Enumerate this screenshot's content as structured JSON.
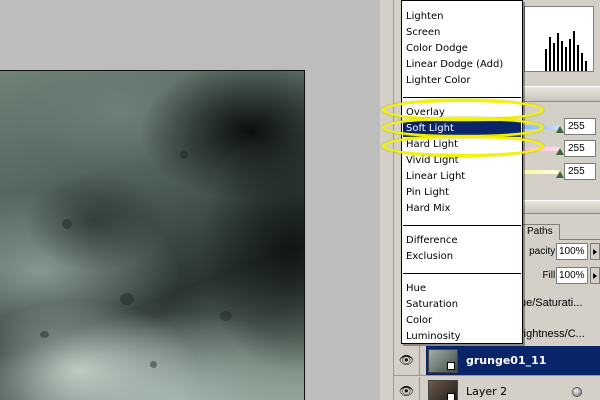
{
  "blend_menu": {
    "groups": [
      [
        "Lighten",
        "Screen",
        "Color Dodge",
        "Linear Dodge (Add)",
        "Lighter Color"
      ],
      [
        "Overlay",
        "Soft Light",
        "Hard Light",
        "Vivid Light",
        "Linear Light",
        "Pin Light",
        "Hard Mix"
      ],
      [
        "Difference",
        "Exclusion"
      ],
      [
        "Hue",
        "Saturation",
        "Color",
        "Luminosity"
      ]
    ],
    "highlighted": "Soft Light",
    "circled": [
      "Overlay",
      "Soft Light",
      "Hard Light"
    ]
  },
  "levels": {
    "values": [
      "255",
      "255",
      "255"
    ]
  },
  "layers_panel": {
    "tab_label": "Paths",
    "opacity_label": "pacity:",
    "opacity_value": "100%",
    "fill_label": "Fill:",
    "fill_value": "100%",
    "partial_rows": [
      "ue/Saturati...",
      "rightness/C..."
    ],
    "layers": [
      {
        "name": "grunge01_11",
        "selected": true
      },
      {
        "name": "Layer 2",
        "selected": false
      }
    ]
  },
  "colors": {
    "menu_highlight": "#0a246a",
    "annotation": "#f3f300",
    "panel_bg": "#d4d0c8",
    "workspace_bg": "#bdbdbd"
  },
  "icons": [
    "eye-icon",
    "layer-mask-icon",
    "layer-style-icon",
    "slider-thumb-icon",
    "dropdown-arrow-icon"
  ]
}
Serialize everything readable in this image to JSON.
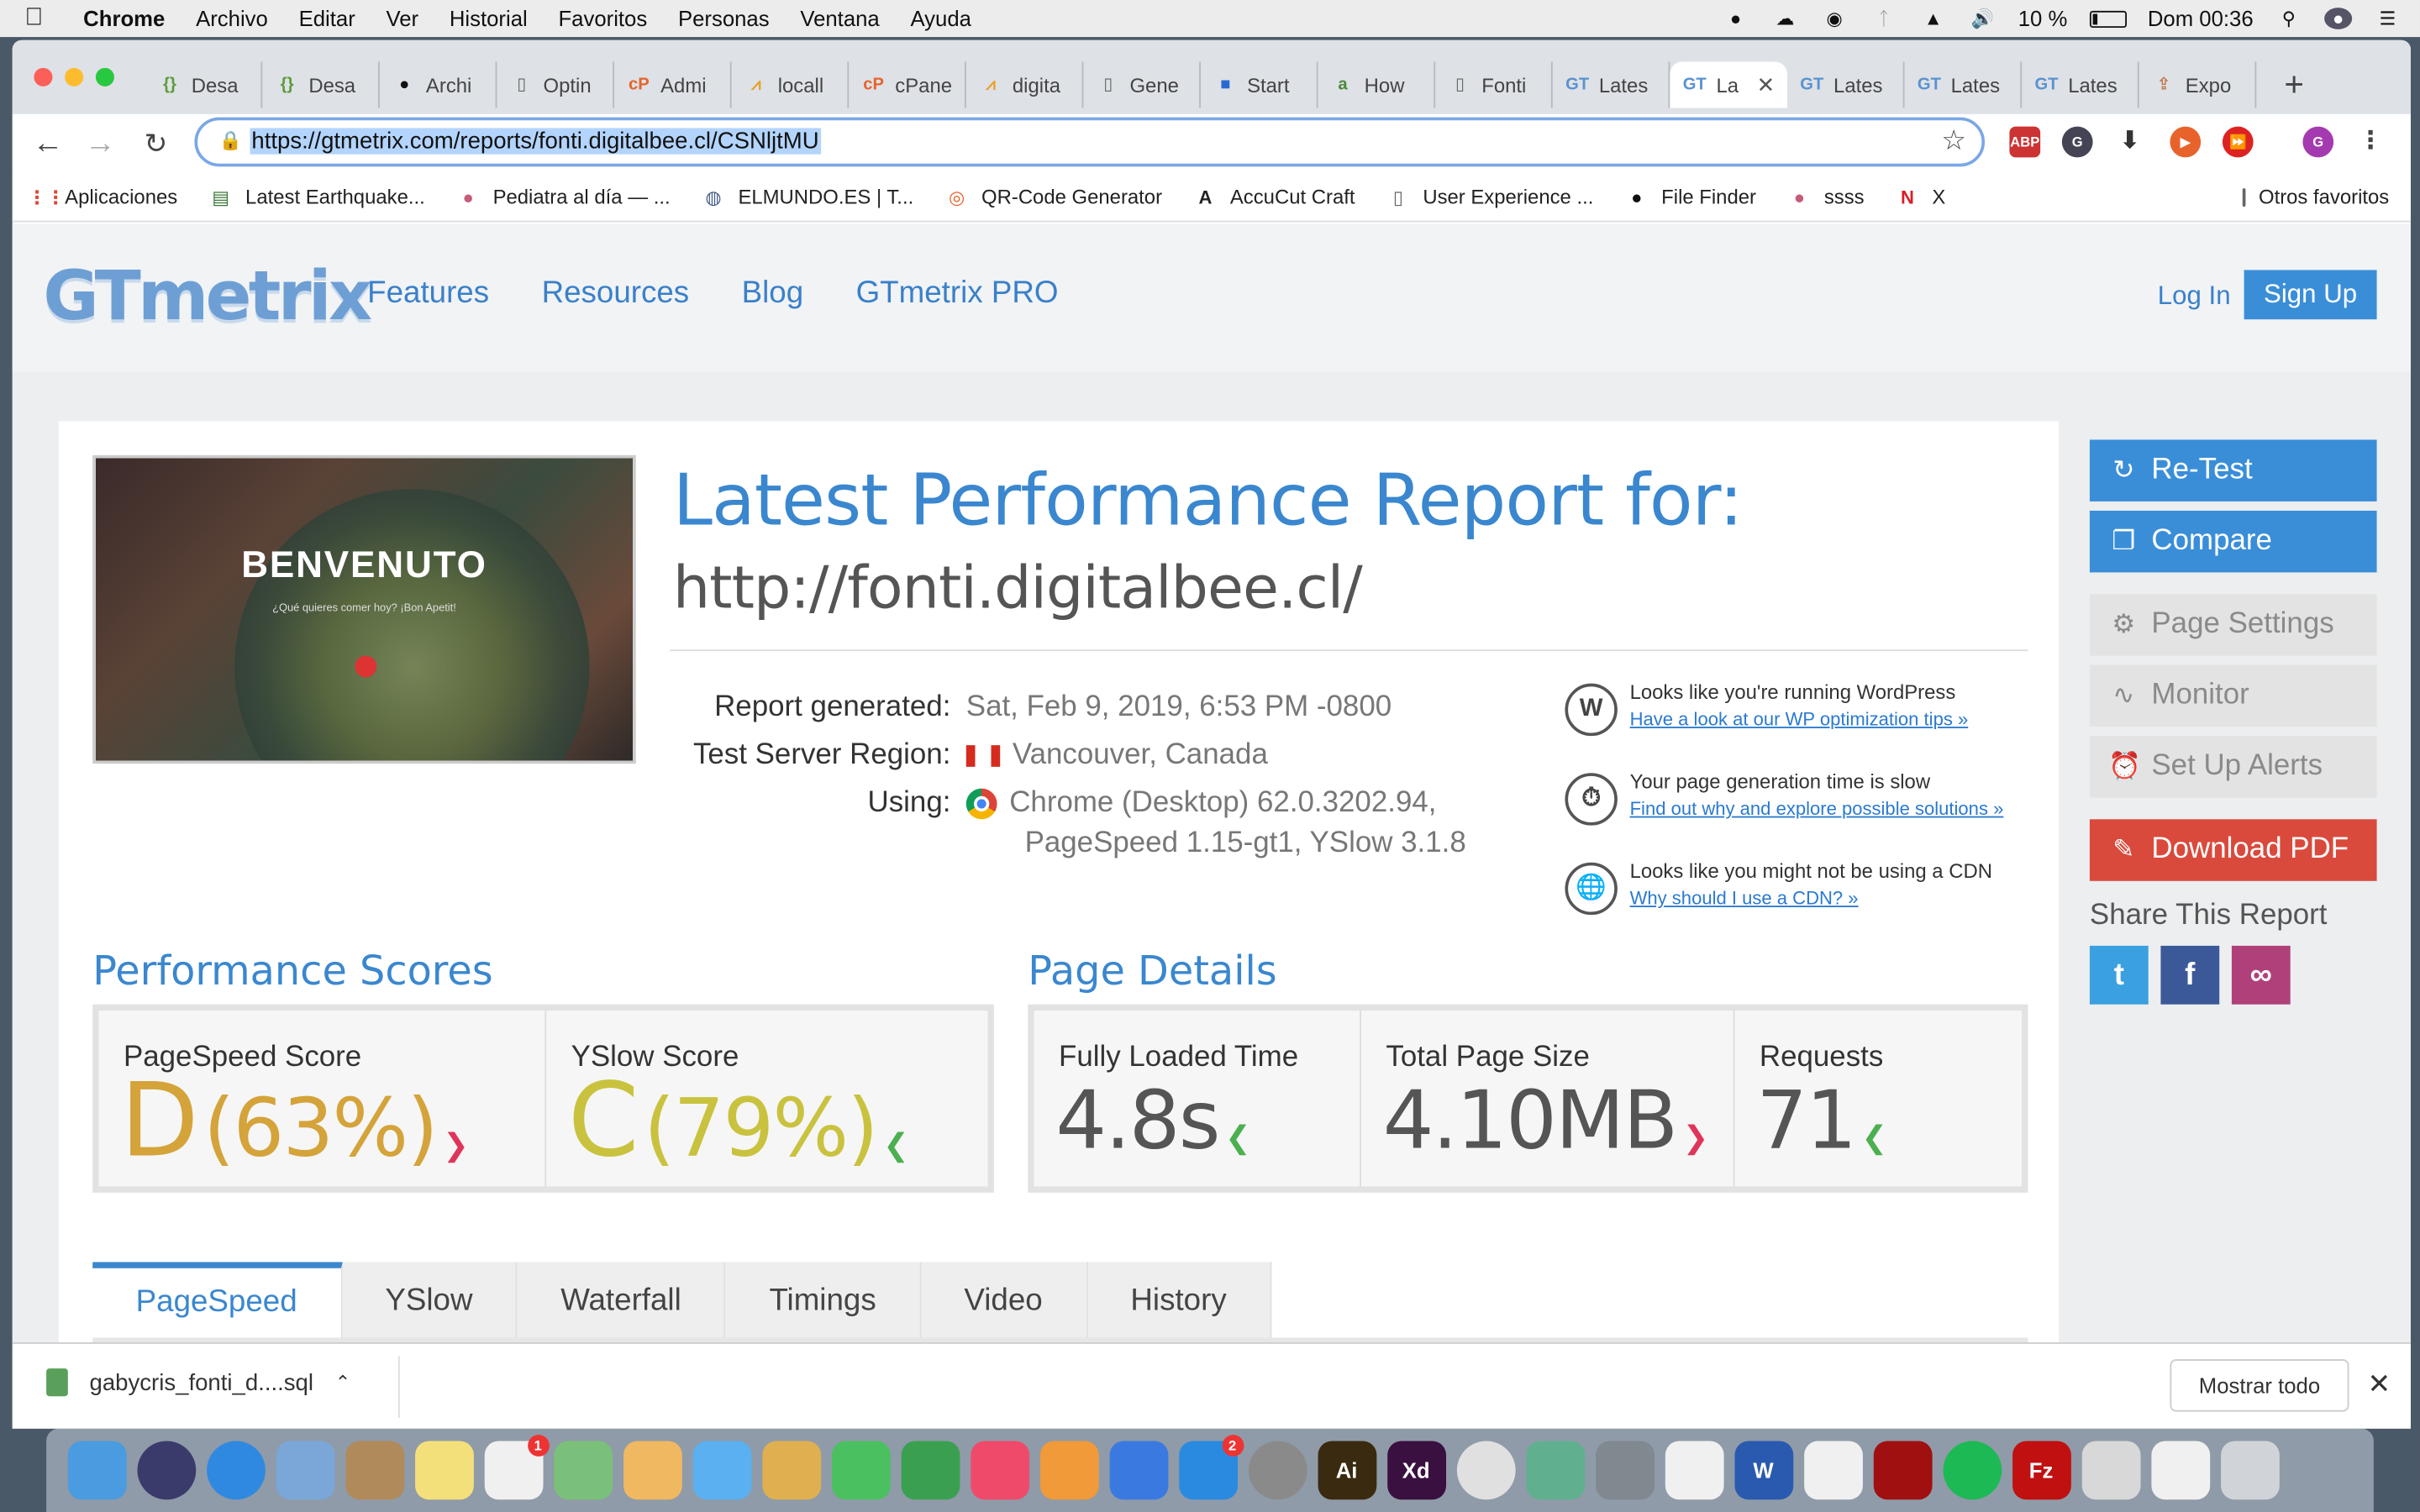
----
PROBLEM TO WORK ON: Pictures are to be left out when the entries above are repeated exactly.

SOLUTION TO THE PROBLEM:
Enumerate this screenshot's content as structured JSON.
{
  "blend_menu": {
    "groups": [
      [
        "Lighten",
        "Screen",
        "Color Dodge",
        "Linear Dodge (Add)",
        "Lighter Color"
      ],
      [
        "Overlay",
        "Soft Light",
        "Hard Light",
        "Vivid Light",
        "Linear Light",
        "Pin Light",
        "Hard Mix"
      ],
      [
        "Difference",
        "Exclusion"
      ],
      [
        "Hue",
        "Saturation",
        "Color",
        "Luminosity"
      ]
    ],
    "highlighted": "Soft Light",
    "circled": [
      "Overlay",
      "Soft Light",
      "Hard Light"
    ]
  },
  "levels": {
    "values": [
      "255",
      "255",
      "255"
    ]
  },
  "layers_panel": {
    "tab_label": "Paths",
    "opacity_label": "pacity:",
    "opacity_value": "100%",
    "fill_label": "Fill:",
    "fill_value": "100%",
    "partial_rows": [
      "ue/Saturati...",
      "rightness/C..."
    ],
    "layers": [
      {
        "name": "grunge01_11",
        "selected": true
      },
      {
        "name": "Layer 2",
        "selected": false
      }
    ]
  },
  "colors": {
    "menu_highlight": "#0a246a",
    "annotation": "#f3f300",
    "panel_bg": "#d4d0c8",
    "workspace_bg": "#bdbdbd"
  },
  "icons": [
    "eye-icon",
    "layer-mask-icon",
    "layer-style-icon",
    "slider-thumb-icon",
    "dropdown-arrow-icon"
  ]
}
Serialize everything readable in this image to JSON.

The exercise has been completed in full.